◆ WHAT TO PRODUCE
Write every line below out again exactly, images omitted.

◆ TASK INPUTS
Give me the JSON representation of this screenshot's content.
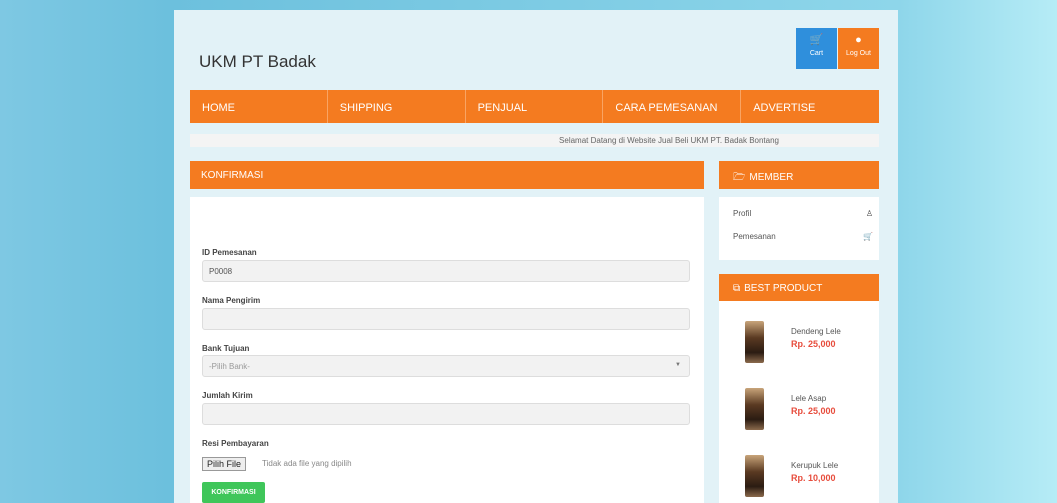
{
  "header": {
    "brand": "UKM PT Badak",
    "cart_label": "Cart",
    "logout_label": "Log Out"
  },
  "nav": {
    "items": [
      {
        "label": "HOME"
      },
      {
        "label": "SHIPPING"
      },
      {
        "label": "PENJUAL"
      },
      {
        "label": "CARA PEMESANAN"
      },
      {
        "label": "ADVERTISE"
      }
    ]
  },
  "welcome": "Selamat Datang di Website Jual Beli UKM PT. Badak Bontang",
  "form": {
    "title": "KONFIRMASI",
    "id_label": "ID Pemesanan",
    "id_value": "P0008",
    "sender_label": "Nama Pengirim",
    "sender_value": "",
    "bank_label": "Bank Tujuan",
    "bank_selected": "-Pilih Bank-",
    "amount_label": "Jumlah Kirim",
    "amount_value": "",
    "receipt_label": "Resi Pembayaran",
    "file_button": "Pilih File",
    "file_status": "Tidak ada file yang dipilih",
    "submit_label": "KONFIRMASI"
  },
  "member": {
    "title": "MEMBER",
    "items": [
      {
        "label": "Profil",
        "icon": "person-icon"
      },
      {
        "label": "Pemesanan",
        "icon": "cart-icon"
      }
    ]
  },
  "products": {
    "title": "BEST PRODUCT",
    "items": [
      {
        "name": "Dendeng Lele",
        "price": "Rp. 25,000"
      },
      {
        "name": "Lele Asap",
        "price": "Rp. 25,000"
      },
      {
        "name": "Kerupuk Lele",
        "price": "Rp. 10,000"
      }
    ]
  },
  "colors": {
    "accent": "#f47b20",
    "cart_button": "#2f8fdc",
    "submit_button": "#3fc65a",
    "price": "#e74c3c"
  }
}
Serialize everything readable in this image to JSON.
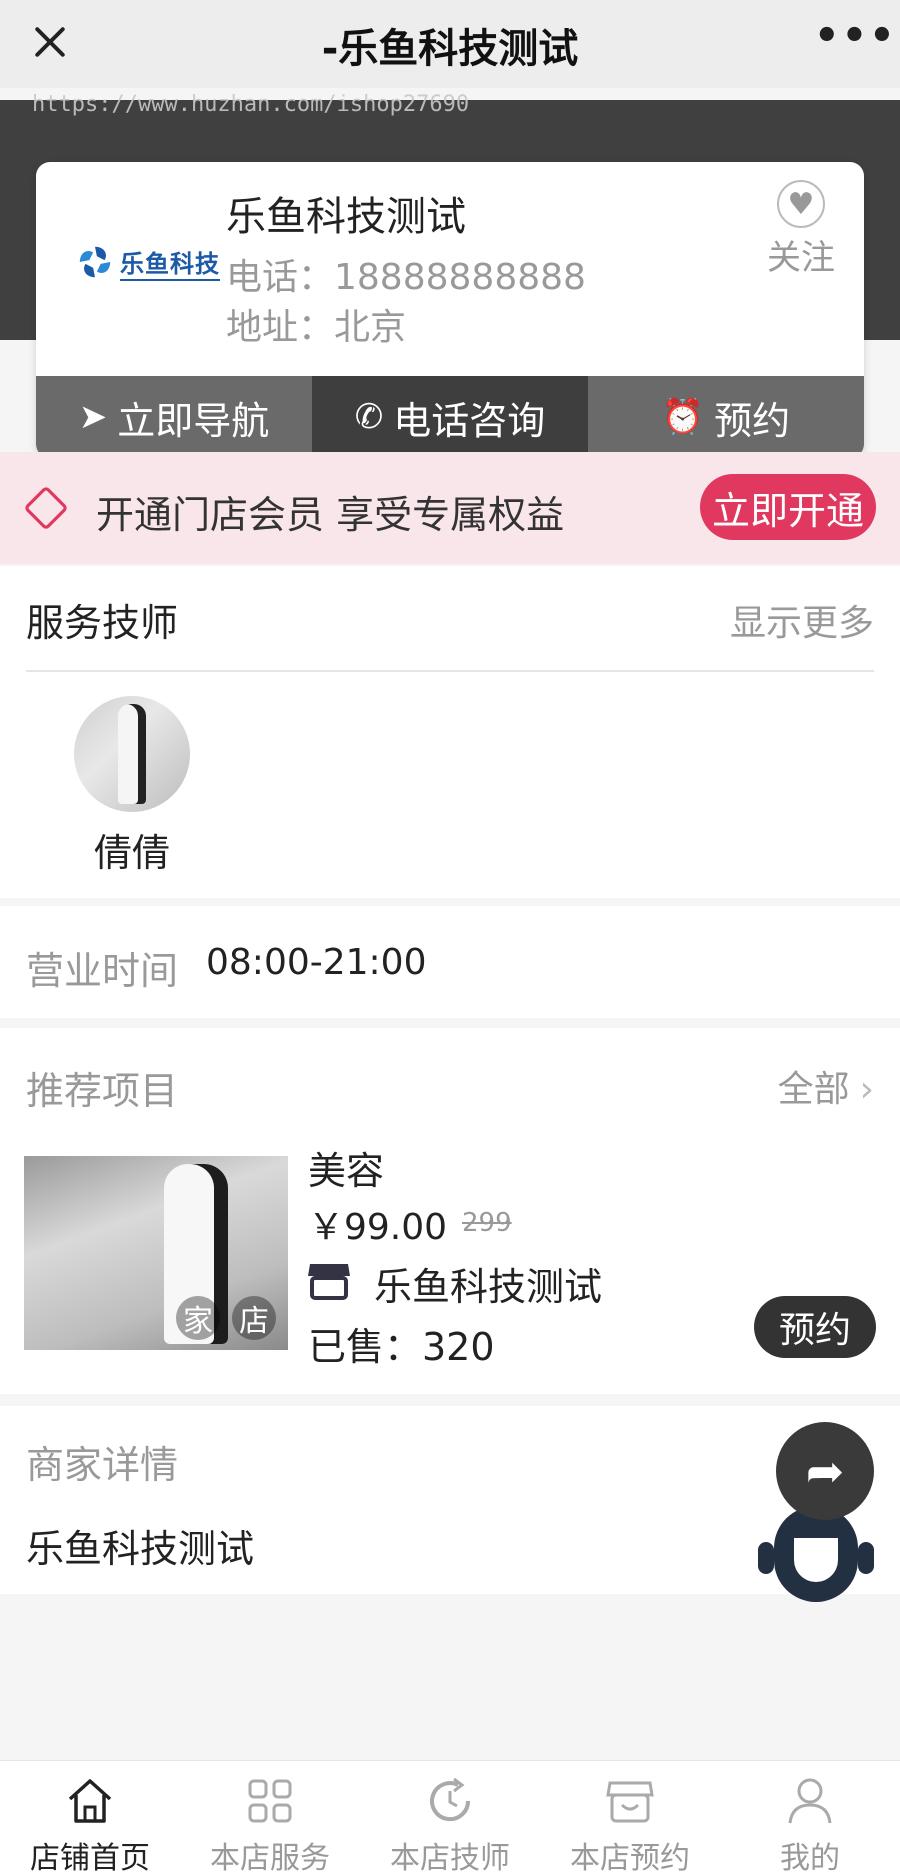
{
  "topbar": {
    "title": "-乐鱼科技测试",
    "close_icon": "close-icon",
    "more_icon": "more-dots-icon",
    "more_label": "•••"
  },
  "watermark": "https://www.huzhan.com/ishop27690",
  "store": {
    "logo_text": "乐鱼科技",
    "name": "乐鱼科技测试",
    "phone": "电话：18888888888",
    "address": "地址：北京",
    "follow_label": "关注",
    "follow_icon": "heart-icon",
    "heart_glyph": "♥",
    "actions": [
      {
        "label": "立即导航",
        "icon": "navigation-arrow-icon",
        "glyph": "➤"
      },
      {
        "label": "电话咨询",
        "icon": "phone-icon",
        "glyph": "✆"
      },
      {
        "label": "预约",
        "icon": "alarm-clock-icon",
        "glyph": "⏰"
      }
    ]
  },
  "member": {
    "text": "开通门店会员 享受专属权益",
    "button": "立即开通",
    "icon": "diamond-icon"
  },
  "technicians": {
    "title": "服务技师",
    "more": "显示更多",
    "items": [
      {
        "name": "倩倩"
      }
    ]
  },
  "hours": {
    "label": "营业时间",
    "value": "08:00-21:00"
  },
  "recommended": {
    "title": "推荐项目",
    "all_label": "全部",
    "arrow": "›",
    "item": {
      "name": "美容",
      "price": "￥99.00",
      "old_price": "299",
      "shop": "乐鱼科技测试",
      "sold": "已售：320",
      "book": "预约",
      "tags": [
        "家",
        "店"
      ]
    }
  },
  "detail": {
    "label": "商家详情",
    "value": "乐鱼科技测试"
  },
  "floating": {
    "share_glyph": "➦",
    "share_icon": "share-icon",
    "service_icon": "customer-service-icon"
  },
  "tabbar": {
    "items": [
      {
        "label": "店铺首页",
        "icon": "home-icon",
        "active": true
      },
      {
        "label": "本店服务",
        "icon": "grid-icon",
        "active": false
      },
      {
        "label": "本店技师",
        "icon": "refresh-clock-icon",
        "active": false
      },
      {
        "label": "本店预约",
        "icon": "store-icon",
        "active": false
      },
      {
        "label": "我的",
        "icon": "user-icon",
        "active": false
      }
    ]
  },
  "colors": {
    "accent": "#e0385f",
    "dark": "#3e3e3e",
    "muted": "#999999",
    "banner_bg": "#f8e6ea"
  }
}
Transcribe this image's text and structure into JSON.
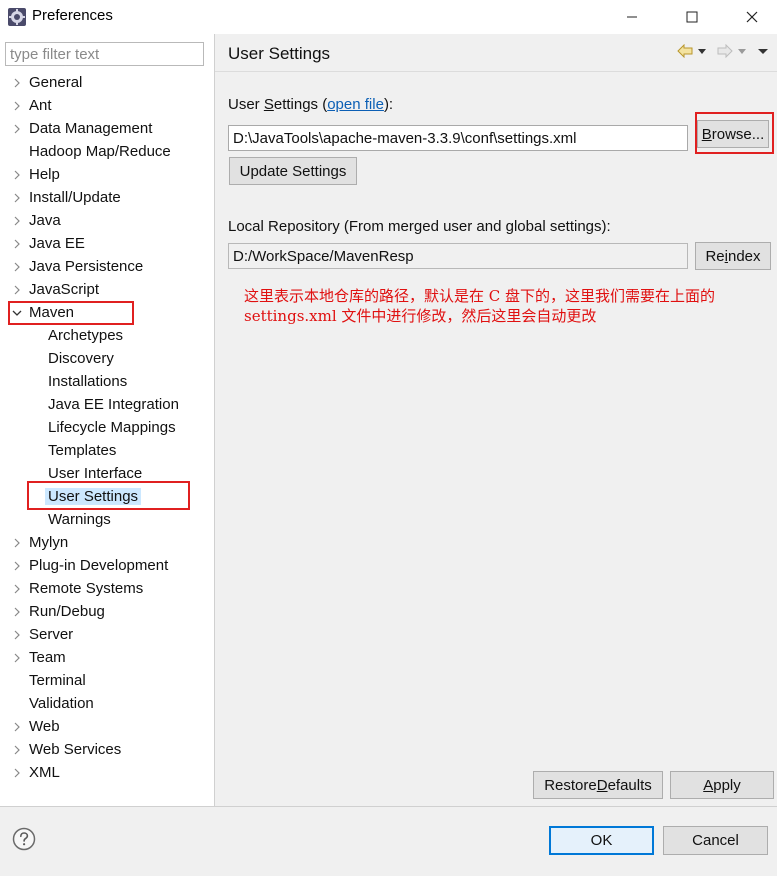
{
  "window": {
    "title": "Preferences",
    "icon": "eclipse-gear-icon",
    "controls": [
      "minimize-icon",
      "maximize-icon",
      "close-icon"
    ]
  },
  "filter": {
    "placeholder": "type filter text",
    "value": ""
  },
  "tree": [
    {
      "label": "General",
      "expandable": true
    },
    {
      "label": "Ant",
      "expandable": true
    },
    {
      "label": "Data Management",
      "expandable": true
    },
    {
      "label": "Hadoop Map/Reduce",
      "expandable": false
    },
    {
      "label": "Help",
      "expandable": true
    },
    {
      "label": "Install/Update",
      "expandable": true
    },
    {
      "label": "Java",
      "expandable": true
    },
    {
      "label": "Java EE",
      "expandable": true
    },
    {
      "label": "Java Persistence",
      "expandable": true
    },
    {
      "label": "JavaScript",
      "expandable": true
    },
    {
      "label": "Maven",
      "expandable": true,
      "expanded": true
    },
    {
      "label": "Archetypes",
      "child": true
    },
    {
      "label": "Discovery",
      "child": true
    },
    {
      "label": "Installations",
      "child": true
    },
    {
      "label": "Java EE Integration",
      "child": true
    },
    {
      "label": "Lifecycle Mappings",
      "child": true
    },
    {
      "label": "Templates",
      "child": true
    },
    {
      "label": "User Interface",
      "child": true
    },
    {
      "label": "User Settings",
      "child": true,
      "selected": true
    },
    {
      "label": "Warnings",
      "child": true
    },
    {
      "label": "Mylyn",
      "expandable": true
    },
    {
      "label": "Plug-in Development",
      "expandable": true
    },
    {
      "label": "Remote Systems",
      "expandable": true
    },
    {
      "label": "Run/Debug",
      "expandable": true
    },
    {
      "label": "Server",
      "expandable": true
    },
    {
      "label": "Team",
      "expandable": true
    },
    {
      "label": "Terminal",
      "expandable": false
    },
    {
      "label": "Validation",
      "expandable": false
    },
    {
      "label": "Web",
      "expandable": true
    },
    {
      "label": "Web Services",
      "expandable": true
    },
    {
      "label": "XML",
      "expandable": true
    }
  ],
  "page": {
    "title": "User Settings",
    "nav_icons": [
      "back-arrow-icon",
      "back-dropdown-icon",
      "forward-arrow-icon",
      "forward-dropdown-icon",
      "view-menu-icon"
    ],
    "user_settings_label_pre": "User ",
    "user_settings_label_mn": "S",
    "user_settings_label_mid": "ettings (",
    "open_file_link": "open file",
    "user_settings_label_post": "):",
    "user_settings_value": "D:\\JavaTools\\apache-maven-3.3.9\\conf\\settings.xml",
    "browse_pre": "",
    "browse_mn": "B",
    "browse_post": "rowse...",
    "update_settings": "Update Settings",
    "local_repo_label": "Local Repository (From merged user and global settings):",
    "local_repo_value": "D:/WorkSpace/MavenResp",
    "reindex_pre": "Re",
    "reindex_mn": "i",
    "reindex_post": "ndex",
    "annotation": "这里表示本地仓库的路径，默认是在 C 盘下的，这里我们需要在上面的 settings.xml 文件中进行修改，然后这里会自动更改",
    "restore_pre": "Restore ",
    "restore_mn": "D",
    "restore_post": "efaults",
    "apply_pre": "",
    "apply_mn": "A",
    "apply_post": "pply"
  },
  "footer": {
    "help_icon": "help-question-icon",
    "ok": "OK",
    "cancel": "Cancel"
  },
  "colors": {
    "annotation_red": "#e02020",
    "link_blue": "#0b5fb5",
    "selection": "#cce8ff",
    "primary_border": "#0078d7"
  }
}
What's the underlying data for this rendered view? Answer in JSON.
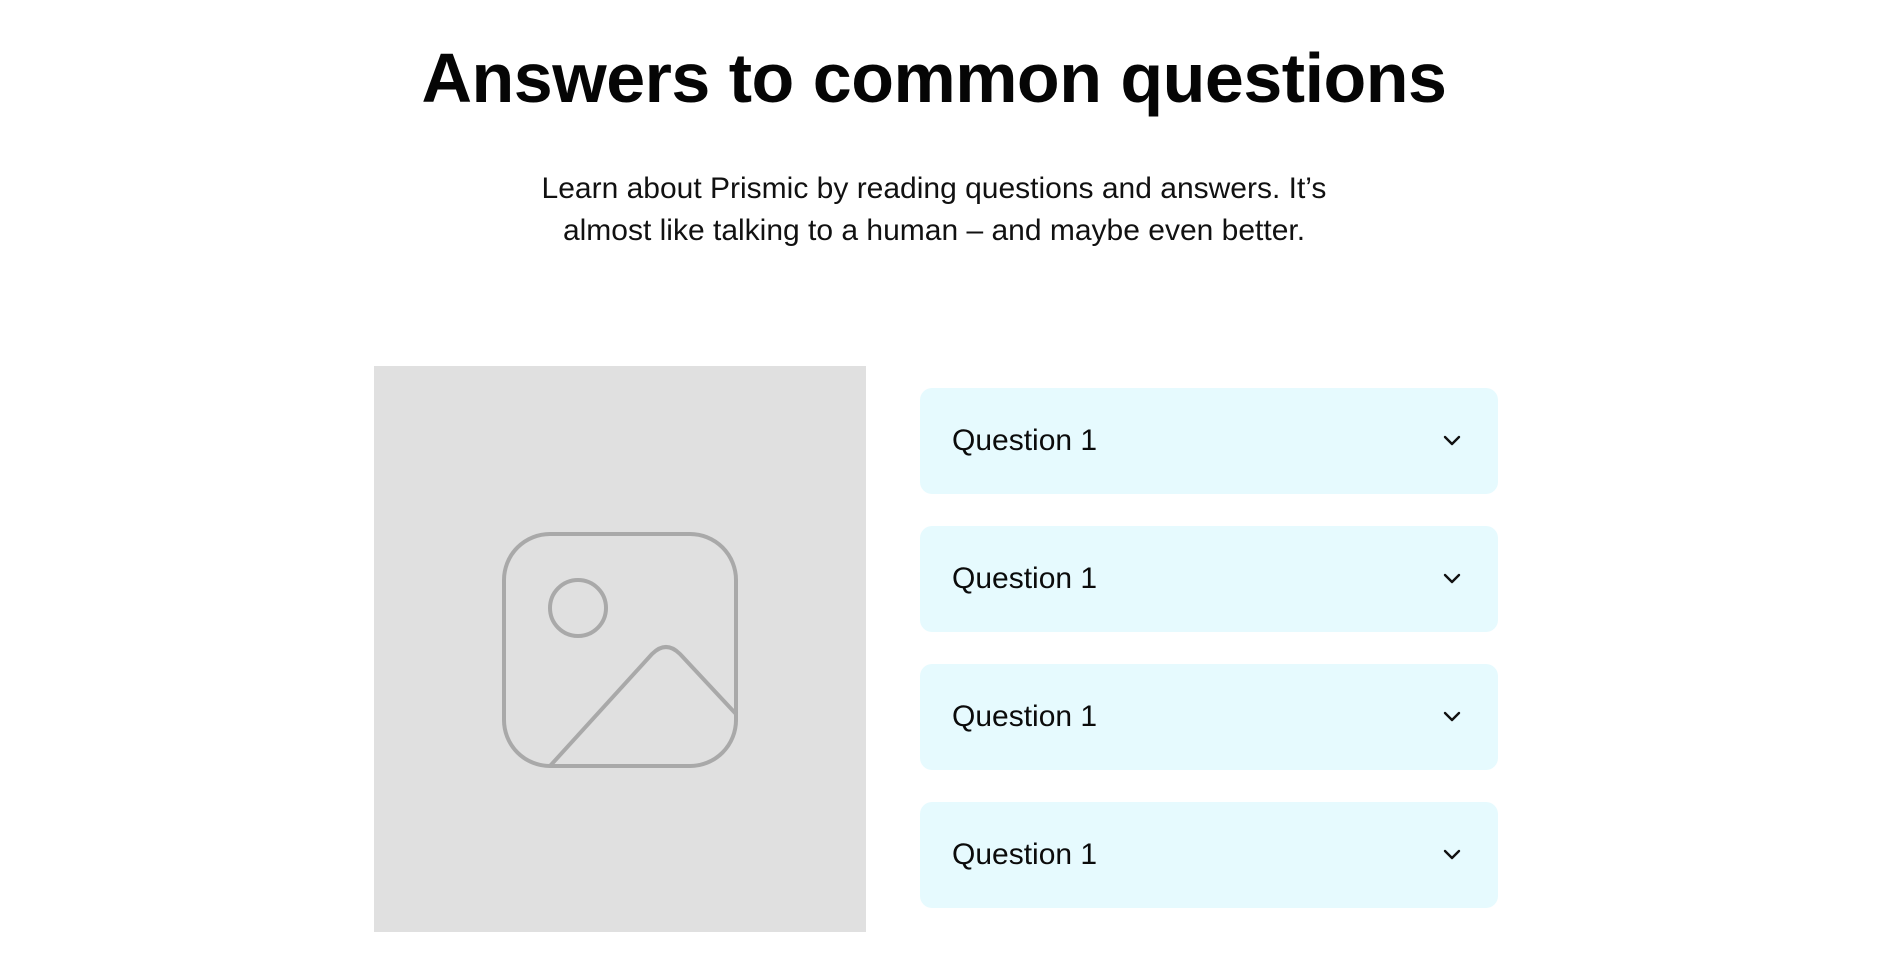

◆ ANSWER SPACE
Give me the JSON representation of this screenshot's content.
{
  "header": {
    "brand": "UKM PT Badak",
    "cart_label": "Cart",
    "logout_label": "Log Out"
  },
  "nav": {
    "items": [
      {
        "label": "HOME"
      },
      {
        "label": "SHIPPING"
      },
      {
        "label": "PENJUAL"
      },
      {
        "label": "CARA PEMESANAN"
      },
      {
        "label": "ADVERTISE"
      }
    ]
  },
  "welcome": "Selamat Datang di Website Jual Beli UKM PT. Badak Bontang",
  "form": {
    "title": "KONFIRMASI",
    "id_label": "ID Pemesanan",
    "id_value": "P0008",
    "sender_label": "Nama Pengirim",
    "sender_value": "",
    "bank_label": "Bank Tujuan",
    "bank_selected": "-Pilih Bank-",
    "amount_label": "Jumlah Kirim",
    "amount_value": "",
    "receipt_label": "Resi Pembayaran",
    "file_button": "Pilih File",
    "file_status": "Tidak ada file yang dipilih",
    "submit_label": "KONFIRMASI"
  },
  "member": {
    "title": "MEMBER",
    "items": [
      {
        "label": "Profil",
        "icon": "person-icon"
      },
      {
        "label": "Pemesanan",
        "icon": "cart-icon"
      }
    ]
  },
  "products": {
    "title": "BEST PRODUCT",
    "items": [
      {
        "name": "Dendeng Lele",
        "price": "Rp. 25,000"
      },
      {
        "name": "Lele Asap",
        "price": "Rp. 25,000"
      },
      {
        "name": "Kerupuk Lele",
        "price": "Rp. 10,000"
      }
    ]
  },
  "colors": {
    "accent": "#f47b20",
    "cart_button": "#2f8fdc",
    "submit_button": "#3fc65a",
    "price": "#e74c3c"
  }
}
Serialize everything readable in this image to JSON.
{
  "topbar": {
    "title": "-乐鱼科技测试",
    "close_icon": "close-icon",
    "more_icon": "more-dots-icon",
    "more_label": "•••"
  },
  "watermark": "https://www.huzhan.com/ishop27690",
  "store": {
    "logo_text": "乐鱼科技",
    "name": "乐鱼科技测试",
    "phone": "电话：18888888888",
    "address": "地址：北京",
    "follow_label": "关注",
    "follow_icon": "heart-icon",
    "heart_glyph": "♥",
    "actions": [
      {
        "label": "立即导航",
        "icon": "navigation-arrow-icon",
        "glyph": "➤"
      },
      {
        "label": "电话咨询",
        "icon": "phone-icon",
        "glyph": "✆"
      },
      {
        "label": "预约",
        "icon": "alarm-clock-icon",
        "glyph": "⏰"
      }
    ]
  },
  "member": {
    "text": "开通门店会员 享受专属权益",
    "button": "立即开通",
    "icon": "diamond-icon"
  },
  "technicians": {
    "title": "服务技师",
    "more": "显示更多",
    "items": [
      {
        "name": "倩倩"
      }
    ]
  },
  "hours": {
    "label": "营业时间",
    "value": "08:00-21:00"
  },
  "recommended": {
    "title": "推荐项目",
    "all_label": "全部",
    "arrow": "›",
    "item": {
      "name": "美容",
      "price": "￥99.00",
      "old_price": "299",
      "shop": "乐鱼科技测试",
      "sold": "已售：320",
      "book": "预约",
      "tags": [
        "家",
        "店"
      ]
    }
  },
  "detail": {
    "label": "商家详情",
    "value": "乐鱼科技测试"
  },
  "floating": {
    "share_glyph": "➦",
    "share_icon": "share-icon",
    "service_icon": "customer-service-icon"
  },
  "tabbar": {
    "items": [
      {
        "label": "店铺首页",
        "icon": "home-icon",
        "active": true
      },
      {
        "label": "本店服务",
        "icon": "grid-icon",
        "active": false
      },
      {
        "label": "本店技师",
        "icon": "refresh-clock-icon",
        "active": false
      },
      {
        "label": "本店预约",
        "icon": "store-icon",
        "active": false
      },
      {
        "label": "我的",
        "icon": "user-icon",
        "active": false
      }
    ]
  },
  "colors": {
    "accent": "#e0385f",
    "dark": "#3e3e3e",
    "muted": "#999999",
    "banner_bg": "#f8e6ea"
  }
}
Transcribe this image's text and structure into JSON.
{
  "window": {
    "title": "Preferences",
    "icon": "eclipse-gear-icon",
    "controls": [
      "minimize-icon",
      "maximize-icon",
      "close-icon"
    ]
  },
  "filter": {
    "placeholder": "type filter text",
    "value": ""
  },
  "tree": [
    {
      "label": "General",
      "expandable": true
    },
    {
      "label": "Ant",
      "expandable": true
    },
    {
      "label": "Data Management",
      "expandable": true
    },
    {
      "label": "Hadoop Map/Reduce",
      "expandable": false
    },
    {
      "label": "Help",
      "expandable": true
    },
    {
      "label": "Install/Update",
      "expandable": true
    },
    {
      "label": "Java",
      "expandable": true
    },
    {
      "label": "Java EE",
      "expandable": true
    },
    {
      "label": "Java Persistence",
      "expandable": true
    },
    {
      "label": "JavaScript",
      "expandable": true
    },
    {
      "label": "Maven",
      "expandable": true,
      "expanded": true
    },
    {
      "label": "Archetypes",
      "child": true
    },
    {
      "label": "Discovery",
      "child": true
    },
    {
      "label": "Installations",
      "child": true
    },
    {
      "label": "Java EE Integration",
      "child": true
    },
    {
      "label": "Lifecycle Mappings",
      "child": true
    },
    {
      "label": "Templates",
      "child": true
    },
    {
      "label": "User Interface",
      "child": true
    },
    {
      "label": "User Settings",
      "child": true,
      "selected": true
    },
    {
      "label": "Warnings",
      "child": true
    },
    {
      "label": "Mylyn",
      "expandable": true
    },
    {
      "label": "Plug-in Development",
      "expandable": true
    },
    {
      "label": "Remote Systems",
      "expandable": true
    },
    {
      "label": "Run/Debug",
      "expandable": true
    },
    {
      "label": "Server",
      "expandable": true
    },
    {
      "label": "Team",
      "expandable": true
    },
    {
      "label": "Terminal",
      "expandable": false
    },
    {
      "label": "Validation",
      "expandable": false
    },
    {
      "label": "Web",
      "expandable": true
    },
    {
      "label": "Web Services",
      "expandable": true
    },
    {
      "label": "XML",
      "expandable": true
    }
  ],
  "page": {
    "title": "User Settings",
    "nav_icons": [
      "back-arrow-icon",
      "back-dropdown-icon",
      "forward-arrow-icon",
      "forward-dropdown-icon",
      "view-menu-icon"
    ],
    "user_settings_label_pre": "User ",
    "user_settings_label_mn": "S",
    "user_settings_label_mid": "ettings (",
    "open_file_link": "open file",
    "user_settings_label_post": "):",
    "user_settings_value": "D:\\JavaTools\\apache-maven-3.3.9\\conf\\settings.xml",
    "browse_pre": "",
    "browse_mn": "B",
    "browse_post": "rowse...",
    "update_settings": "Update Settings",
    "local_repo_label": "Local Repository (From merged user and global settings):",
    "local_repo_value": "D:/WorkSpace/MavenResp",
    "reindex_pre": "Re",
    "reindex_mn": "i",
    "reindex_post": "ndex",
    "annotation": "这里表示本地仓库的路径，默认是在 C 盘下的，这里我们需要在上面的 settings.xml 文件中进行修改，然后这里会自动更改",
    "restore_pre": "Restore ",
    "restore_mn": "D",
    "restore_post": "efaults",
    "apply_pre": "",
    "apply_mn": "A",
    "apply_post": "pply"
  },
  "footer": {
    "help_icon": "help-question-icon",
    "ok": "OK",
    "cancel": "Cancel"
  },
  "colors": {
    "annotation_red": "#e02020",
    "link_blue": "#0b5fb5",
    "selection": "#cce8ff",
    "primary_border": "#0078d7"
  }
}
What's the underlying data for this rendered view? Answer in JSON.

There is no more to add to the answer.